WORK REQUIRED: With pictures omitted, copy exactly the lines from the one containing "Parse this screenshot: output" through the end of the records below.

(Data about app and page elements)
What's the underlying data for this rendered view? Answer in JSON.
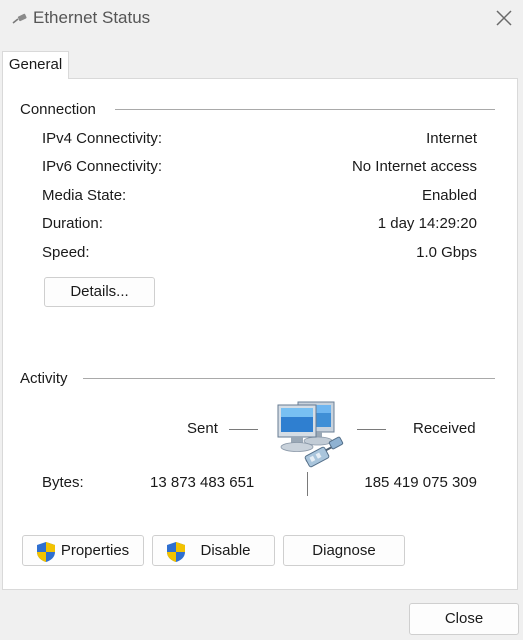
{
  "window": {
    "title": "Ethernet Status"
  },
  "tabs": [
    {
      "label": "General"
    }
  ],
  "connection": {
    "heading": "Connection",
    "rows": [
      {
        "label": "IPv4 Connectivity:",
        "value": "Internet"
      },
      {
        "label": "IPv6 Connectivity:",
        "value": "No Internet access"
      },
      {
        "label": "Media State:",
        "value": "Enabled"
      },
      {
        "label": "Duration:",
        "value": "1 day 14:29:20"
      },
      {
        "label": "Speed:",
        "value": "1.0 Gbps"
      }
    ],
    "details_button": "Details..."
  },
  "activity": {
    "heading": "Activity",
    "sent_label": "Sent",
    "received_label": "Received",
    "bytes_label": "Bytes:",
    "bytes_sent": "13 873 483 651",
    "bytes_received": "185 419 075 309"
  },
  "buttons": {
    "properties": "Properties",
    "disable": "Disable",
    "diagnose": "Diagnose",
    "close": "Close"
  },
  "icons": {
    "title": "network-cable-icon",
    "activity": "network-computers-icon",
    "shield": "uac-shield-icon",
    "close": "close-icon"
  }
}
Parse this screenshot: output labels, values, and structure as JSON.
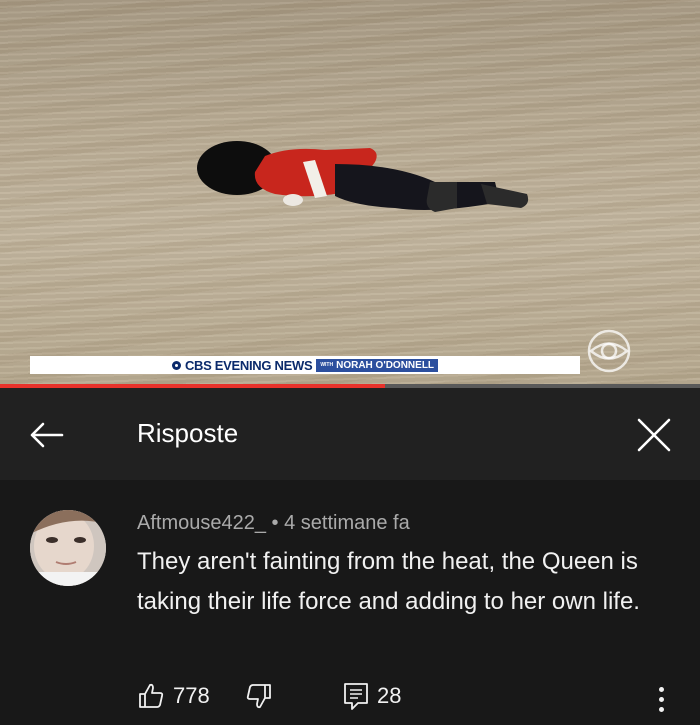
{
  "video": {
    "chyron_show": "CBS EVENING NEWS",
    "chyron_with": "WITH",
    "chyron_anchor": "NORAH O'DONNELL",
    "progress": 0.55,
    "accent": "#e8322b"
  },
  "header": {
    "back_icon": "arrow-left-icon",
    "title": "Risposte",
    "close_icon": "close-icon"
  },
  "comment": {
    "author": "Aftmouse422_",
    "separator": " • ",
    "time": "4 settimane fa",
    "text": "They aren't fainting from the heat, the Queen is taking their life force and adding to her own life.",
    "likes": "778",
    "replies": "28",
    "icons": {
      "like": "thumbs-up-icon",
      "dislike": "thumbs-down-icon",
      "reply": "reply-icon",
      "more": "more-vertical-icon"
    }
  }
}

RESULT:
Parse this screenshot: output labels, values, and structure as JSON.
{
  "video": {
    "chyron_show": "CBS EVENING NEWS",
    "chyron_with": "WITH",
    "chyron_anchor": "NORAH O'DONNELL",
    "progress": 0.55,
    "accent": "#e8322b"
  },
  "header": {
    "back_icon": "arrow-left-icon",
    "title": "Risposte",
    "close_icon": "close-icon"
  },
  "comment": {
    "author": "Aftmouse422_",
    "separator": " • ",
    "time": "4 settimane fa",
    "text": "They aren't fainting from the heat, the Queen is taking their life force and adding to her own life.",
    "likes": "778",
    "replies": "28",
    "icons": {
      "like": "thumbs-up-icon",
      "dislike": "thumbs-down-icon",
      "reply": "reply-icon",
      "more": "more-vertical-icon"
    }
  }
}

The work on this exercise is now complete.